PROBLEM REQUIREMENTS
In the entries below, count the lines that contain the word "Desktop" and give only that number.

[THE DATA — start]

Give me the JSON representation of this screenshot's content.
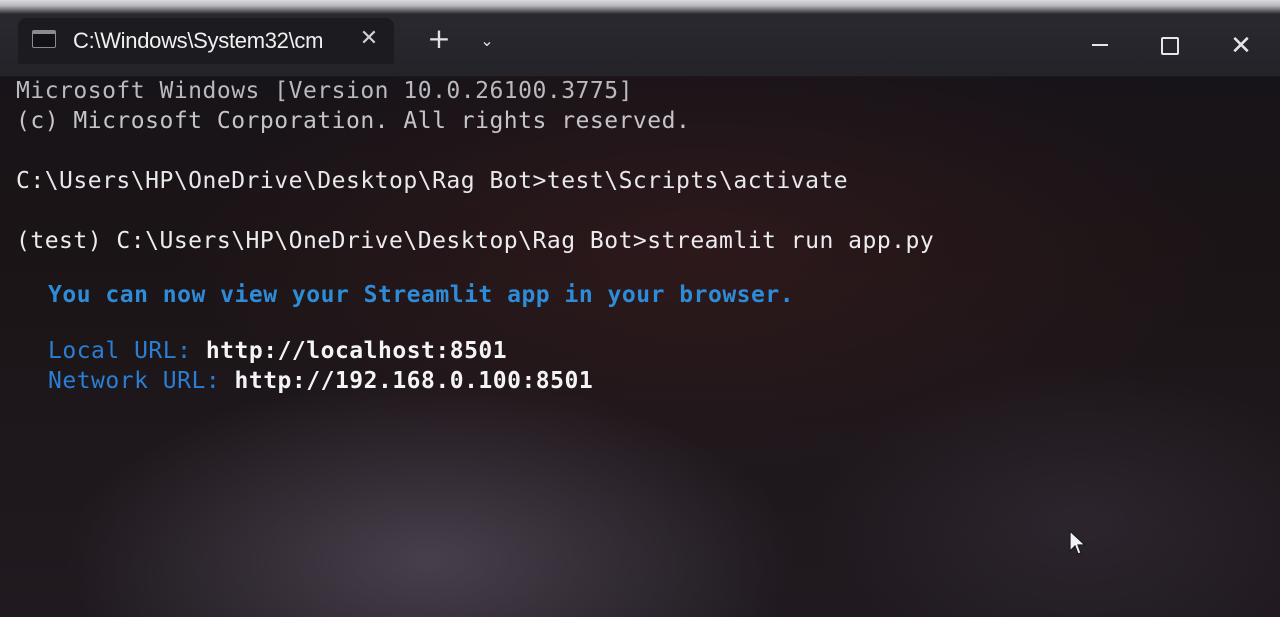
{
  "window": {
    "tab_title": "C:\\Windows\\System32\\cm",
    "tab_close_glyph": "✕",
    "new_tab_glyph": "+",
    "dropdown_glyph": "⌄",
    "close_glyph": "✕",
    "icons": {
      "tab": "terminal-icon",
      "minimize": "minimize-icon",
      "maximize": "maximize-icon",
      "close": "close-icon",
      "cursor": "mouse-pointer-icon"
    }
  },
  "terminal": {
    "lines": [
      "Microsoft Windows [Version 10.0.26100.3775]",
      "(c) Microsoft Corporation. All rights reserved.",
      "C:\\Users\\HP\\OneDrive\\Desktop\\Rag Bot>test\\Scripts\\activate",
      "(test) C:\\Users\\HP\\OneDrive\\Desktop\\Rag Bot>streamlit run app.py",
      "You can now view your Streamlit app in your browser."
    ],
    "local_url_label": "Local URL: ",
    "local_url_value": "http://localhost:8501",
    "network_url_label": "Network URL: ",
    "network_url_value": "http://192.168.0.100:8501"
  },
  "colors": {
    "info_blue": "#2e8bd8",
    "url_white": "#f4f4f6",
    "text_gray": "#cfcfd3"
  }
}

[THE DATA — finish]

WRITTEN REPLY
2